- **Listed records**:
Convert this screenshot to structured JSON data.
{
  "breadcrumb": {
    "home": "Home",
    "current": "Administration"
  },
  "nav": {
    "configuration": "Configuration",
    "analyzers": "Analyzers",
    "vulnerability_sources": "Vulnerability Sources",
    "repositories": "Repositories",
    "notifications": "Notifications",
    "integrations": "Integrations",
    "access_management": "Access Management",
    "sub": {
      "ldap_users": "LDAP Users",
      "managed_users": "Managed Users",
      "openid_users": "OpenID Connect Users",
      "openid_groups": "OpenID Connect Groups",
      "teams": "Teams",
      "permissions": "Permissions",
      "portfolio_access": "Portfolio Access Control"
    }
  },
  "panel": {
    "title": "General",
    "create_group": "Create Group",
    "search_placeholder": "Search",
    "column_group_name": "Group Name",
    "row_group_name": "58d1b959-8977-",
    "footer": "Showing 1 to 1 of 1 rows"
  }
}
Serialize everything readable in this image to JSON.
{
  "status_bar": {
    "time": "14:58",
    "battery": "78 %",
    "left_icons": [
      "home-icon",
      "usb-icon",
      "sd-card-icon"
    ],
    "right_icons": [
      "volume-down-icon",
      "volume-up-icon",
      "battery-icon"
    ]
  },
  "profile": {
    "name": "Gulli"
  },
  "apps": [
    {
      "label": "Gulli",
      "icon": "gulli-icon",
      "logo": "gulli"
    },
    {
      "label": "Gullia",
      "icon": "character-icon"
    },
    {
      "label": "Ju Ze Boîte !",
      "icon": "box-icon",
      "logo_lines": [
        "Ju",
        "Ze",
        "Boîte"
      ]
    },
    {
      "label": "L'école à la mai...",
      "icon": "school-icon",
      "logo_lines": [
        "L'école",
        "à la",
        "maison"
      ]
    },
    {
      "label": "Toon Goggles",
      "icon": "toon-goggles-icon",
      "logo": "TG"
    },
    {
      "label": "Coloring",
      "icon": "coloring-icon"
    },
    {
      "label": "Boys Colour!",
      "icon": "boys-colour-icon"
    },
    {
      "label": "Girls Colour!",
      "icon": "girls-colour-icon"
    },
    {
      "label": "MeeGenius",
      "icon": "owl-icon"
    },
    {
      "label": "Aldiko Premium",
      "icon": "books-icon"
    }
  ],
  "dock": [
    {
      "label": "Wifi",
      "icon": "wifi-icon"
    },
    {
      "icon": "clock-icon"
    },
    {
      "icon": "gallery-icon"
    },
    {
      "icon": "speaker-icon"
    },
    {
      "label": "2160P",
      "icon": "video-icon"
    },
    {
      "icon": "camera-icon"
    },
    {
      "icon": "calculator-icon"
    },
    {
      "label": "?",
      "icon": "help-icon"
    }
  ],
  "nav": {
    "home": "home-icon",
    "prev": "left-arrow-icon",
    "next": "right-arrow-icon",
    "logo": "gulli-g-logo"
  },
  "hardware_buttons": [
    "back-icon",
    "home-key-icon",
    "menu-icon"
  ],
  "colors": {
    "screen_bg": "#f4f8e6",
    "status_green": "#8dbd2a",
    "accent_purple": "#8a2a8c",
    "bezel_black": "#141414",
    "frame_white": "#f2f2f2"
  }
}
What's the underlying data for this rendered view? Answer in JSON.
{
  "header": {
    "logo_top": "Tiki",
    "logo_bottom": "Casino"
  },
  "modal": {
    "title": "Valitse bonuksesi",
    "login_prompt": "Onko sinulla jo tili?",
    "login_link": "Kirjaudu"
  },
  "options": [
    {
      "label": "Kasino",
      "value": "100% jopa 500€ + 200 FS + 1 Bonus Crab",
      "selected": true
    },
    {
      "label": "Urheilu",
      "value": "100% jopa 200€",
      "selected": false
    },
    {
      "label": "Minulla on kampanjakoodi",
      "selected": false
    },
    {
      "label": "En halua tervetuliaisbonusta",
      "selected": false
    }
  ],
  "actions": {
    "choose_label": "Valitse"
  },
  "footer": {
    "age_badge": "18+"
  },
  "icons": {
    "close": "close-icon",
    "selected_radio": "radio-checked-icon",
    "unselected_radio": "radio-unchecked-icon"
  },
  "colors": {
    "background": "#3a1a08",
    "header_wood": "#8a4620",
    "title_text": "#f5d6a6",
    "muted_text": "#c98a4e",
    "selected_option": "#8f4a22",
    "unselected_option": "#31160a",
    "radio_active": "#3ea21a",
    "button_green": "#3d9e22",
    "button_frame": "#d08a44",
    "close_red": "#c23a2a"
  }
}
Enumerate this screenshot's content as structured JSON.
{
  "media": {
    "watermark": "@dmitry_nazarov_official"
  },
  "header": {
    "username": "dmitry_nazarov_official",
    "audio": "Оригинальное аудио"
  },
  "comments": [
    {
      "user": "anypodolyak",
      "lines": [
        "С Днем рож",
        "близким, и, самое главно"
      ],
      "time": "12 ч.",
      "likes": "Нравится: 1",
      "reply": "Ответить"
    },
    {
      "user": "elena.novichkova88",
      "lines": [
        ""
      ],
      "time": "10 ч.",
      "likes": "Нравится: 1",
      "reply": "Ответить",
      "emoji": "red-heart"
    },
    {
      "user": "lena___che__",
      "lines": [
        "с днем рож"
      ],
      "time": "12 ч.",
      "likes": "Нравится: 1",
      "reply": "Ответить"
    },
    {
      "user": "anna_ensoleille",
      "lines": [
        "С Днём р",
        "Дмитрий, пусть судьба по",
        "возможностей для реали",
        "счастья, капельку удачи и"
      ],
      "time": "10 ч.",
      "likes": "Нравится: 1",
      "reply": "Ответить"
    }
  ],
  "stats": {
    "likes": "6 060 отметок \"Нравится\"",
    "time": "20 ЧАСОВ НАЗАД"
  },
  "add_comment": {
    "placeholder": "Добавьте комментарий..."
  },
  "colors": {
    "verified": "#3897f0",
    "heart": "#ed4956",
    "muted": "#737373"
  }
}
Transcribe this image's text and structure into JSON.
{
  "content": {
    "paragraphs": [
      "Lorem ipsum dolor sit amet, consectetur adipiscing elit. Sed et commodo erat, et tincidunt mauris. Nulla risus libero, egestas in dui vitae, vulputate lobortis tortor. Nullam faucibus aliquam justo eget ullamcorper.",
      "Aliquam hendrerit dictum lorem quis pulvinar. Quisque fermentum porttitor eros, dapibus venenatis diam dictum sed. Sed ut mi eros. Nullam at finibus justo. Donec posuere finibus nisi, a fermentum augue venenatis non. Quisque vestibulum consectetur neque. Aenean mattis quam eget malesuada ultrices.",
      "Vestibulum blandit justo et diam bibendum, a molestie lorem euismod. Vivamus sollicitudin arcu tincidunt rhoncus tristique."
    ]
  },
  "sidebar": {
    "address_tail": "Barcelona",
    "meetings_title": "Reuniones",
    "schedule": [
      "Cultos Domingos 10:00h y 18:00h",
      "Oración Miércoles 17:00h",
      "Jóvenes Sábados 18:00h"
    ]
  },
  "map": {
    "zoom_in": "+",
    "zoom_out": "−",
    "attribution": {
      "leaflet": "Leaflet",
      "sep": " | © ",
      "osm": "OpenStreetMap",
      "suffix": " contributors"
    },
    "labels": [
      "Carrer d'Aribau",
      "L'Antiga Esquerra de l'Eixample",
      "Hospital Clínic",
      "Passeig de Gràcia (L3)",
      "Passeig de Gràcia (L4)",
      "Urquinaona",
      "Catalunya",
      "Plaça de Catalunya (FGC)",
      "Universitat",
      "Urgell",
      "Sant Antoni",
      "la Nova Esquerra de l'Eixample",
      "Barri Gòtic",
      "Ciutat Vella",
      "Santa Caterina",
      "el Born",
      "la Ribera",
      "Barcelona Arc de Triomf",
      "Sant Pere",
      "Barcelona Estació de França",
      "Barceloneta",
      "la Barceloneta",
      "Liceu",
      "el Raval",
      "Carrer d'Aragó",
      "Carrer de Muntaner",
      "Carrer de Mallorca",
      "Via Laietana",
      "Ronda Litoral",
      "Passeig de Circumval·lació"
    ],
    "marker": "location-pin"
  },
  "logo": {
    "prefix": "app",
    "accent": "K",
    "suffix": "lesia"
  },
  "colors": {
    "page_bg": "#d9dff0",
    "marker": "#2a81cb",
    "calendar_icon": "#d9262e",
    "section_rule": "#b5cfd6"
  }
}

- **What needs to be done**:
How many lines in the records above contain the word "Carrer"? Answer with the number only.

- **Answer to this task**:
4